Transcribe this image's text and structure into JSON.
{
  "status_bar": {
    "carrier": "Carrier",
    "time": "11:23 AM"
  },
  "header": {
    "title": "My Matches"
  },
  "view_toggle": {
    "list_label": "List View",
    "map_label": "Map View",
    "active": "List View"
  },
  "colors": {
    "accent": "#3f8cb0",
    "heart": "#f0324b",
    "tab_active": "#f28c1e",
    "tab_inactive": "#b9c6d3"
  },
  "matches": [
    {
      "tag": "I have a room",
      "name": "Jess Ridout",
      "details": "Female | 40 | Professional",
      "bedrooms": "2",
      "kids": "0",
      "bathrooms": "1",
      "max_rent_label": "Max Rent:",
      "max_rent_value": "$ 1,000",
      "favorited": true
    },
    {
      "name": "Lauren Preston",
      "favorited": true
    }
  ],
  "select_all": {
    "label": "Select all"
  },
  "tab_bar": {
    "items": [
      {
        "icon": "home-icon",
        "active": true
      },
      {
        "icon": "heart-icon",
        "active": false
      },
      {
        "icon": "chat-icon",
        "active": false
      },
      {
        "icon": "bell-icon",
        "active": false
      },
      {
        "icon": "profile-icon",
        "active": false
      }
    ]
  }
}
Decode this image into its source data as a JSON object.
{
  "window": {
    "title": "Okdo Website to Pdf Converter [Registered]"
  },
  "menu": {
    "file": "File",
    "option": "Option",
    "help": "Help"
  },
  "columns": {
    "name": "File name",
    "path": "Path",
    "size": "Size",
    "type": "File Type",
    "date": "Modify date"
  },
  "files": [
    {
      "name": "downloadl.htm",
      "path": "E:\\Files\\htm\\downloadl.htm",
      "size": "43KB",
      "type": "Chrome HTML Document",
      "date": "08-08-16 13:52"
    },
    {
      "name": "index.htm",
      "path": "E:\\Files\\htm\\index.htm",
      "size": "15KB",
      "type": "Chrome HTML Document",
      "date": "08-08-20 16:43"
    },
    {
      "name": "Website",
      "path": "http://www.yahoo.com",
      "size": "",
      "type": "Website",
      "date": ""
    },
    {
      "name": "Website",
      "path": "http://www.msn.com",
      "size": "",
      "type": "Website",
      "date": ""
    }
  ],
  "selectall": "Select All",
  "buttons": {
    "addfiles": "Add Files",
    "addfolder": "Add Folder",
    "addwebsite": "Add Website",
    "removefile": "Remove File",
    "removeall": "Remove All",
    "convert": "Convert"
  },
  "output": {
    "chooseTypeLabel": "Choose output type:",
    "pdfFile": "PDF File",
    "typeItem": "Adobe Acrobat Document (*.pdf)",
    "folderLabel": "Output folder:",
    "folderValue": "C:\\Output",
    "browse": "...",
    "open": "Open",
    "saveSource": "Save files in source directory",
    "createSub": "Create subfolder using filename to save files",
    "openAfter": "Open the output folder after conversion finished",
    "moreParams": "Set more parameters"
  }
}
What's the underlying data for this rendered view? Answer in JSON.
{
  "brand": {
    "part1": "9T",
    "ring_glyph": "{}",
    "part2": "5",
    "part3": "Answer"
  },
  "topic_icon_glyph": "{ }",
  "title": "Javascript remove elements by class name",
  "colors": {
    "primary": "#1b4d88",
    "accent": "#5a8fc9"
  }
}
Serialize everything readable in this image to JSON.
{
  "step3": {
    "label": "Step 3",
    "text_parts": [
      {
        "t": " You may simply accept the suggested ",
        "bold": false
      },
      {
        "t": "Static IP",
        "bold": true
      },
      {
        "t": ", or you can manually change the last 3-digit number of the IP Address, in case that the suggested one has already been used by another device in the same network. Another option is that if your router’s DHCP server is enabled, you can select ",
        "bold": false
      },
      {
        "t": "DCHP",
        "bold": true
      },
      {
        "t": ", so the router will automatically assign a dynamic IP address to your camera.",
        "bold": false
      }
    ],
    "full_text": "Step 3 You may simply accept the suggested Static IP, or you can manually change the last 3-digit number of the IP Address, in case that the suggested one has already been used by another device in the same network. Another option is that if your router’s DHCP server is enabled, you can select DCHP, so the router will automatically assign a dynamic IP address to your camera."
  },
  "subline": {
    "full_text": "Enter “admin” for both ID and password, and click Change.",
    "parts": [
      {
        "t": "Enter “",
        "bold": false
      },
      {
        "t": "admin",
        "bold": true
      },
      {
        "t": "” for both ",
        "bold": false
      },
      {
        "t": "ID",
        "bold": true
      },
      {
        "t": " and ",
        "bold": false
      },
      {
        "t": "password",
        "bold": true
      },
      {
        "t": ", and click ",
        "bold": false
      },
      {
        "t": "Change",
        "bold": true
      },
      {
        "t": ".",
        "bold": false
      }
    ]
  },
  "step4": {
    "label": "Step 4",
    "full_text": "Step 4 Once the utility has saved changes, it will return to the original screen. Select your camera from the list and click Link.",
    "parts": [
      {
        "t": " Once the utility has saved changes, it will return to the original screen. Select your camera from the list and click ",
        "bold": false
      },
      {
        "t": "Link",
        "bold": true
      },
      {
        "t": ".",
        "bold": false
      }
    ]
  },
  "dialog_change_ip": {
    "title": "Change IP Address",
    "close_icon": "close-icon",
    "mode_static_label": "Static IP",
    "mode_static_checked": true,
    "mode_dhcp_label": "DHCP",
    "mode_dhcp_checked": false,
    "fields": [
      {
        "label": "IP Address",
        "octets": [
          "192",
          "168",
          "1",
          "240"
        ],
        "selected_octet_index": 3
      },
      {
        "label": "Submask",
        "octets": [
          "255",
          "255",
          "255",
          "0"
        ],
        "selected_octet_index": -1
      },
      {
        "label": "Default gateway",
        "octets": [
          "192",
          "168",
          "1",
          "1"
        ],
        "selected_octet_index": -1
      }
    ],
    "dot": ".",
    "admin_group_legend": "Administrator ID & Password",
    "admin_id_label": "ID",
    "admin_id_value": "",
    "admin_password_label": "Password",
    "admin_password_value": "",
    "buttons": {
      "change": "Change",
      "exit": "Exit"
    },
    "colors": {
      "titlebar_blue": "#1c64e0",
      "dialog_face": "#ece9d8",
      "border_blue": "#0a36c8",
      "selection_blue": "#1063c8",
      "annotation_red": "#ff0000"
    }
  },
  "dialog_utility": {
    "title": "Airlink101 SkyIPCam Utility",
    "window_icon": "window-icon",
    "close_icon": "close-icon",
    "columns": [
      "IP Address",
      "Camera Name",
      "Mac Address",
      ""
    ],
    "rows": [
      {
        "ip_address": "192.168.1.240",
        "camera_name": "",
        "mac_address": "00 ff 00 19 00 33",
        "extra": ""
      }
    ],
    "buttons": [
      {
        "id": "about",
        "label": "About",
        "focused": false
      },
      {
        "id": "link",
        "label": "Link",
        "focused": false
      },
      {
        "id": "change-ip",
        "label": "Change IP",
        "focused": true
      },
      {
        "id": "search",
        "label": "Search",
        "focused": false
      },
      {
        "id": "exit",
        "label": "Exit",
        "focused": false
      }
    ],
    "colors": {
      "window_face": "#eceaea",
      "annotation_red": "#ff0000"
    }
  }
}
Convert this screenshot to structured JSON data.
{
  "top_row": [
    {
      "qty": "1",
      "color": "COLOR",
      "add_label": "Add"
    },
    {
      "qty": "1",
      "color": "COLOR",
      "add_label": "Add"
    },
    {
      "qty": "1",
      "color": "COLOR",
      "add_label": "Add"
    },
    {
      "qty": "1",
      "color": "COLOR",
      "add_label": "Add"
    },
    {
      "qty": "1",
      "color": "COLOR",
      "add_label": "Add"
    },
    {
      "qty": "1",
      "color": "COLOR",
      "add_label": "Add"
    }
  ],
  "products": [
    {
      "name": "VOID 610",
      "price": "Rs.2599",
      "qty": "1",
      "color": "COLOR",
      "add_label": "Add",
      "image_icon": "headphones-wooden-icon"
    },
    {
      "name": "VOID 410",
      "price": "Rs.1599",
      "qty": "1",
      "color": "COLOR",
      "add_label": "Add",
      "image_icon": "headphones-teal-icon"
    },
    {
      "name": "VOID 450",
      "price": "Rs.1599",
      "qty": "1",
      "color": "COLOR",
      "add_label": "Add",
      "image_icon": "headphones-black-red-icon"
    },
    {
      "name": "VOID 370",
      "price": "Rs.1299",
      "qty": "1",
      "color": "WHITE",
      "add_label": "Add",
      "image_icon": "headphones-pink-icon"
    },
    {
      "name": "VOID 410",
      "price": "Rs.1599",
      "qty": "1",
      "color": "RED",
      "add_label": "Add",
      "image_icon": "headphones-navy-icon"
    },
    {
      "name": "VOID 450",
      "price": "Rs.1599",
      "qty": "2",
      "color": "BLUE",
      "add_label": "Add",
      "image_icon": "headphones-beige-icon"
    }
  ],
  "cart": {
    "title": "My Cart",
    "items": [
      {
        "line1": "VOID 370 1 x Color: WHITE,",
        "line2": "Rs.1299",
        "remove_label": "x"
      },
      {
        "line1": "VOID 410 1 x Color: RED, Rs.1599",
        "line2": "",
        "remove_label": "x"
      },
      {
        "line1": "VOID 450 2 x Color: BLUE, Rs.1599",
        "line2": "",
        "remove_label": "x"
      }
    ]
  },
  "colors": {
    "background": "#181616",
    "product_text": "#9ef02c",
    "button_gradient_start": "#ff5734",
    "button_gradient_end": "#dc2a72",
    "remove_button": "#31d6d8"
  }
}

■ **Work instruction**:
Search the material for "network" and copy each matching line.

■ **Task result**:
        "t": ", or you can manually change the last 3-digit number of the IP Address, in case that the suggested one has already been used by another device in the same network. Another option is that if your router’s DHCP server is enabled, you can select ",
    "full_text": "Step 3 You may simply accept the suggested Static IP, or you can manually change the last 3-digit number of the IP Address, in case that the suggested one has already been used by another device in the same network. Another option is that if your router’s DHCP server is enabled, you can select DCHP, so the router will automatically assign a dynamic IP address to your camera."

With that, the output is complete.